The last bit of metadata alphabet soup you've probably heard is "XMP." XMP actually isn't metadata, but rather it's a general-purpose container for metadata. EXIF and IPTC metadata are written differently into a file, and custom metadata formats are written in, well, custom ways. XMP provides a generic system for specifying a metadata spec (e.g. the list of fields and information about possible values) and storing values for that spec within a file. Plus, an XMP block can contain multiple metadata groups, such as EXIF, IPTC, and custom metadata. Adobe even uses XMP to store its camera RAW adjustments in addition to EXIF and IPTC information.
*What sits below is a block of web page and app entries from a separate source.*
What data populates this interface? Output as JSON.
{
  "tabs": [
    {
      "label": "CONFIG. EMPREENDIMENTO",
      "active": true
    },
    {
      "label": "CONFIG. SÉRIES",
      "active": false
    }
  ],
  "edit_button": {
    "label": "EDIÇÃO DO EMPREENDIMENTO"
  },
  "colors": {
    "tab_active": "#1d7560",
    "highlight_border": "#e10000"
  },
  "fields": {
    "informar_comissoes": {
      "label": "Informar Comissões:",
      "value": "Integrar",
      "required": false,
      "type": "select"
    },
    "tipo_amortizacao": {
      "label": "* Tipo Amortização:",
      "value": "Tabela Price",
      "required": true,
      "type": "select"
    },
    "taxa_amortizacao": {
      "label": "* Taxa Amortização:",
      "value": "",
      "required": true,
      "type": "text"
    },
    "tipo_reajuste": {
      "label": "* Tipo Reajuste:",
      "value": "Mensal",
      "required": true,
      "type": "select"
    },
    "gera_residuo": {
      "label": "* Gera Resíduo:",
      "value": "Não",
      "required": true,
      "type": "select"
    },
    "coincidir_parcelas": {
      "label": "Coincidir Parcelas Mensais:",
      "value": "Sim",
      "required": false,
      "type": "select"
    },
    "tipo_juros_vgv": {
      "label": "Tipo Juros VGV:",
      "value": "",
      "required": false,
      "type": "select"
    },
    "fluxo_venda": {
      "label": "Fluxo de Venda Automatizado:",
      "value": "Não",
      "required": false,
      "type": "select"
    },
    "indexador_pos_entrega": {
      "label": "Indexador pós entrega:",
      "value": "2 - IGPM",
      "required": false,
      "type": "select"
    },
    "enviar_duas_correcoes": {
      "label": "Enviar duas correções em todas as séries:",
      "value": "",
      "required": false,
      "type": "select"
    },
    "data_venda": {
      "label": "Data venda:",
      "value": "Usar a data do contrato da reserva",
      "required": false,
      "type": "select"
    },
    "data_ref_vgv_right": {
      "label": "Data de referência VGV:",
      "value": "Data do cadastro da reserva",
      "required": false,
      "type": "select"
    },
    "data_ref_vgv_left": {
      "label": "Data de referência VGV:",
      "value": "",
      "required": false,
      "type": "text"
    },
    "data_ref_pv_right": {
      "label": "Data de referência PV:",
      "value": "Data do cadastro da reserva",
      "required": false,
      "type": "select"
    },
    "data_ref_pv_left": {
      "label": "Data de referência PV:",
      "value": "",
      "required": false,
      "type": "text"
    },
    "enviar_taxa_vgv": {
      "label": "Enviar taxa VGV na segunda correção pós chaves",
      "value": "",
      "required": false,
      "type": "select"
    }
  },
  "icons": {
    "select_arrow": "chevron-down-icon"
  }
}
XMP can be embedded into an image or written to a separate, sidecar file. Sidecar files are useful with RAW images because you often don't want to (or can't) modify a RAW file, and by storing the data in a separate file, you get to leave the RAW file alone while still adding metadata to it. By default, when you export a master in Aperture, you have the option to also export an XMP sidecar file. A donation-ware 3rd party plugin, called Lightbox XMP (which I wrote), gives you the ability to embed XMP or write sidecar files when exporting a version, too. Plus, it has a mode to just write sidecar files for referenced masters so that other applications, such as Adobe Bridge, can gain access to the metadata for your referenced masters, from EXIF to keywords, that you entered in Aperture.
Hopefully this post has given you a better understanding of what metadata is and how to work with it within Aperture!
|I am frustrated at the inability to modify EXIF data. I have a large number of scans for which I have lens and exposure data, but I cannot get that data into Aperture. I also currently shoot digital with a large number of legacy lenses, which show up incorrectly in EXIF data and cannot be modified.|
|this has helped me understand how to create and use preset metadata. thank you!|
Glad this helped you, Rich!
FYI with PhotoUpLink for Aperture, EXIF, IPTC and custom metadata are now written as complete plists to any ODBC database along with image binaries. Refer to the new Aperture page for more detailed information at http://www.photouplink.com/aperture.htm. All testing was done with MySQL Community Server and the Actual ODBC Driver for Open Source Databases for best performance with large images. Excel spreadsheets, PowerPoint presentations, and Word documents can all now be created instantly from your Aperture library. SFTP processed images to any secure server. The Panorama effect is functioning, and link generation in FTP notification emails.